Read Article

She Stood Up

The Life and Legacy of Deborah L. Rhode

If you look closely, you will see an anomaly. There are twenty-seven men and five women pictured. Of the latter, four are in dresses and sitting. One, however, is in pants. And she is standing up. That woman is Deborah L. Rhode. She’s standing because, when she was instructed to sit, she politely but firmly refused. And that, my friends, is the point.

Read Article

The Chinese Exclusion Cases and Policing in the Fourth Amendment–Free Zone

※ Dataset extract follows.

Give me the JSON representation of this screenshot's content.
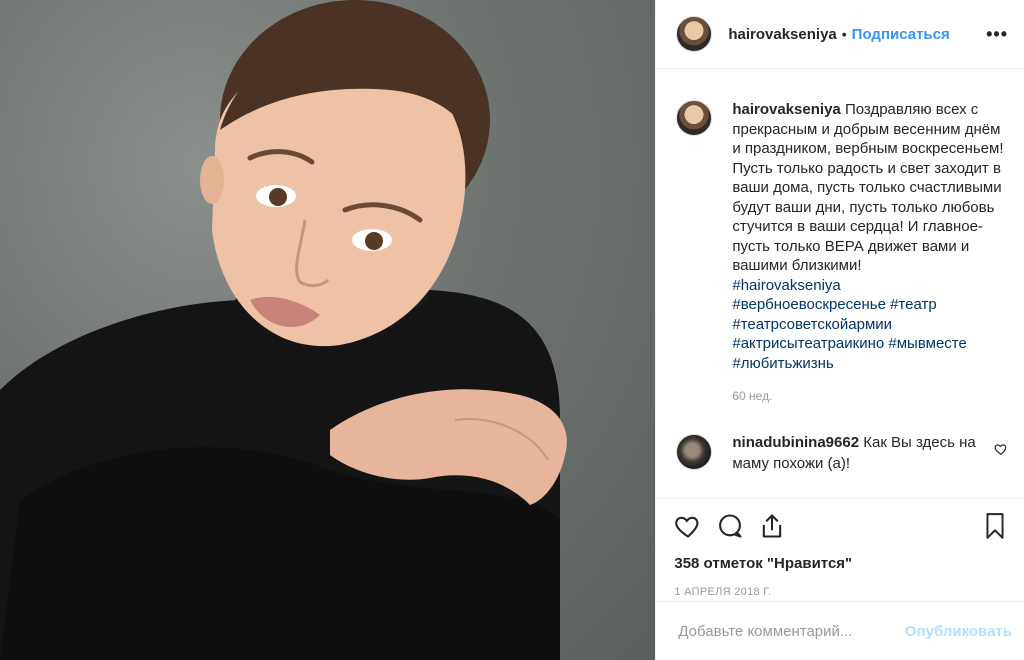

The Chinese Exclusion Cases created a world in which an entire class of noncitizens could be deported or excluded from the United States. Today, the ghost of the Chinese Exclusion Cases is still alive and well, interwoven into the lives of many citizens and noncitizens in the United States. Because of the Plenary Power Doctrine sanctioned by the Chinese Exclusion Cases, two-thirds of the U.S. population live in a Fourth Amendment–free zone where border officials can conduct warrantless searches with impunity. Minority populations, in particular, are subject to constant policing and suspicion: an experience that would not have been foreign to Mr. Chae Chan Ping and Mr. Fong Yue Ting.

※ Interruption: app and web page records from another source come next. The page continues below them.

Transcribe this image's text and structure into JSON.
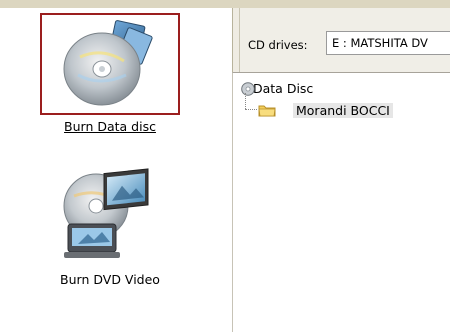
{
  "tasks": {
    "burn_data": {
      "label": "Burn Data disc",
      "selected": true
    },
    "burn_video": {
      "label": "Burn DVD Video"
    }
  },
  "drives": {
    "label": "CD drives:",
    "value": "E : MATSHITA DV"
  },
  "tree": {
    "root": {
      "label": "Data Disc"
    },
    "folder": {
      "label": "Morandi BOCCI"
    }
  },
  "colors": {
    "selection_border": "#9b1e1e",
    "panel_bg": "#f0eee7"
  }
}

Read Article

Priam’s Folly

United States v. Alvarez and the Fake News Trojan Horse

In legal scholarship over the past few years, fake news has been criticized and pondered repeatedly. In many ways, 2020 was a year of reckoning which brought to the fore the myriad problems posed by fake news. This Essay uses the context of 2020 to critique the Supreme Court decision in United States v. Alvarez, the latest Supreme Court ruling on the issue of whether fake news is protected by the First Amendment. Alvarez was decided in 2012, before the true dangers of fake news during the Internet Age were made fully apparent to the public. While Alvarez upheld the noble idea of truth ultimately triumphing in the marketplace of ideas, in reality, Alvarez opened the gates to the pernicious dangers posed by fake news.

Read Article